The normal neonate puppies and kittens (Proceedings)
To familiarize practitioners with normal and abnormal clinical findings in neonates.
To review diagnostic and treatment modalities of canine and feline neonate.To promote early recognition of the signs of illness and disease in the neonate.
General Key Points
• The first 3 months of life (Neonatal stage – birth to 2 weeks, infant state – 2 to 6 weeks of age and pediatric stage – 6 to 12 weeks) may be considered the pediatric period in dogs and cats. The neonatal stage is sometimes extended from birth to weaning. It is generally accepted that after 12 weeks of age puppies and kittens become more like adults in the diagnosis and management of most disease processes.
• A complete physical examination of the neonate can be accomplished by following any of a number of routine protocols. Practitioners should establish a procedure for themselves that ensures examination of all the pertinent areas.

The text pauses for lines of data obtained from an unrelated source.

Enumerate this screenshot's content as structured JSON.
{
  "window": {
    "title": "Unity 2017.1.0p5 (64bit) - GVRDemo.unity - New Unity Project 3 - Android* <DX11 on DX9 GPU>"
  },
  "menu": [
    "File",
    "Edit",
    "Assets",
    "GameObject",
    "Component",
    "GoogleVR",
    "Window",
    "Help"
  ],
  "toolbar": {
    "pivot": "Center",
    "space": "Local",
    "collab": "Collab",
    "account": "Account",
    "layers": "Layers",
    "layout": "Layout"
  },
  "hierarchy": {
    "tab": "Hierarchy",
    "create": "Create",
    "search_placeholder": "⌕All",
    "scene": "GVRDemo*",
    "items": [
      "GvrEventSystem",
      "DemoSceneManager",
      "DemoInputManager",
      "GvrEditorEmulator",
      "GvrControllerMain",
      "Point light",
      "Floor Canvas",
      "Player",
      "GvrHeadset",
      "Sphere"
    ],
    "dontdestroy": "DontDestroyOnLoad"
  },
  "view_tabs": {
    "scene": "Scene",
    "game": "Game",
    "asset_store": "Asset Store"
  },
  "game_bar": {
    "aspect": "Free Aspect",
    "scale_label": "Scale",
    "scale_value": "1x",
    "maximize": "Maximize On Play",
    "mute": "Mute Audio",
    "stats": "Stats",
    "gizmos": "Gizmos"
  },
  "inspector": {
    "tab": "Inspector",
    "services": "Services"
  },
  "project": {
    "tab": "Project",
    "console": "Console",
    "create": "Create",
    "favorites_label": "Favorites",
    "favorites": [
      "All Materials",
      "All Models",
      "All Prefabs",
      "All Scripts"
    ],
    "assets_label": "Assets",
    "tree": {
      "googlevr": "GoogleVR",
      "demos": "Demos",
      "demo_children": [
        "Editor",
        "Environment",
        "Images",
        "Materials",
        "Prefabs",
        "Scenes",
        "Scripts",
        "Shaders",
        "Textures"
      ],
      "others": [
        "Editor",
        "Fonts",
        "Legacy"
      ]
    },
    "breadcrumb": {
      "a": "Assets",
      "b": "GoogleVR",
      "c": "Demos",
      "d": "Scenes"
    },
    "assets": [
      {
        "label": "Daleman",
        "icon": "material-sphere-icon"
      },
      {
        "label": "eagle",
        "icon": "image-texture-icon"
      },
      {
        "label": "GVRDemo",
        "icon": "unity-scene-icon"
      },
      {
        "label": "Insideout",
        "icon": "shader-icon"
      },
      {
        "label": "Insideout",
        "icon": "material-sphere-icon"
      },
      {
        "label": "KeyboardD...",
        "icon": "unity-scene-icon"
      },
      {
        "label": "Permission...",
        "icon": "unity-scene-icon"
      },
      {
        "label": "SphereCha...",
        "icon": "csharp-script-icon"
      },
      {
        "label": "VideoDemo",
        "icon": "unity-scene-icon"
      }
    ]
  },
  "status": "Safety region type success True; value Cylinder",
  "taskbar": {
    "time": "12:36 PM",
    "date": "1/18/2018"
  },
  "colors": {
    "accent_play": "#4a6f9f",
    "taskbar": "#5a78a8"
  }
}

• Sick neonates present with a similar pattern of clinical signs, though suffering from a variety of different disease processes. Therefore initial treatment should be directed toward those diseases with a fair to good prognosis, until a specific diagnosis can be ascertained. In general environmental problems, poor mothering or husbandry and bacterial infections carry a more favorable prognosis than viral infections or genetic defects. The old rule "Treat the Treatable" definitely applies.
• Birth weight may be the most accurate predictor of a neonate's chance for survival. Poor weight gain is an early and reliable indicator of illness.
• Neonates have poor thermoregulatory capability.
• Hepatic and renal functions are decreased in the first few weeks of life.
• Immune function relies on passive transfer of colostral antibodies.
• Nervous system at birth is poorly developed and slow to mature.
• Eyelids and ear canals are not open at birth (generally open at 10-14 days).
• Examination of neonates should be in a quiet clean environment on a warm table or towel.
• The dam or queen should always be examined, as should any littermates. Most mothers may remain in the examination room during the handling of their offspring unless they are aggressive or exceedingly anxious.
• A pediatric stethoscope, rectal thermometer and an accurate scale are basic necessities. Postal or food scales are excellent tools for weighing neonates and monitoring weight gain.
• Records of birth weight and weight gain are essential.
o Weight should be recorded twice daily for the first week of life.
o Absence of gain or lagging weight gain is indication for immediate examination.
o Some normal pups may not gain or even lose a slight amount (<10%BW) in first 12-24 hours. Loss of greater than 10% is an indicator of severe problem.
• Low birth weights may be due to endocrinopathies, poor maternal nutrition, overcrowding in the uterine environment, congenital abnormalities or infectious disease.
• Puppies or kittens should be individually identified. (By coat color, sex and markings, colored "collars", etc) to assist in accurate record keeping.
• Puppies should double their birth weight in the first 7-10 days.
• Kittens birth weights average 100±10 grams and should double by 2 weeks of age.
• The complete history should include clinical signs and their onset and duration, any treatment administered by the owner and a history of any littermates affected or deceased. Do not overlook the history of the dam's previous litters and the maternal preventive health care. The dam's environment, nutrition during pregnancy and any evidence of dystocia encountered at deliveries should be ascertained. The history of neonatal losses in closely related animals and the kennel or cattery's general health and survival statistics may also be important.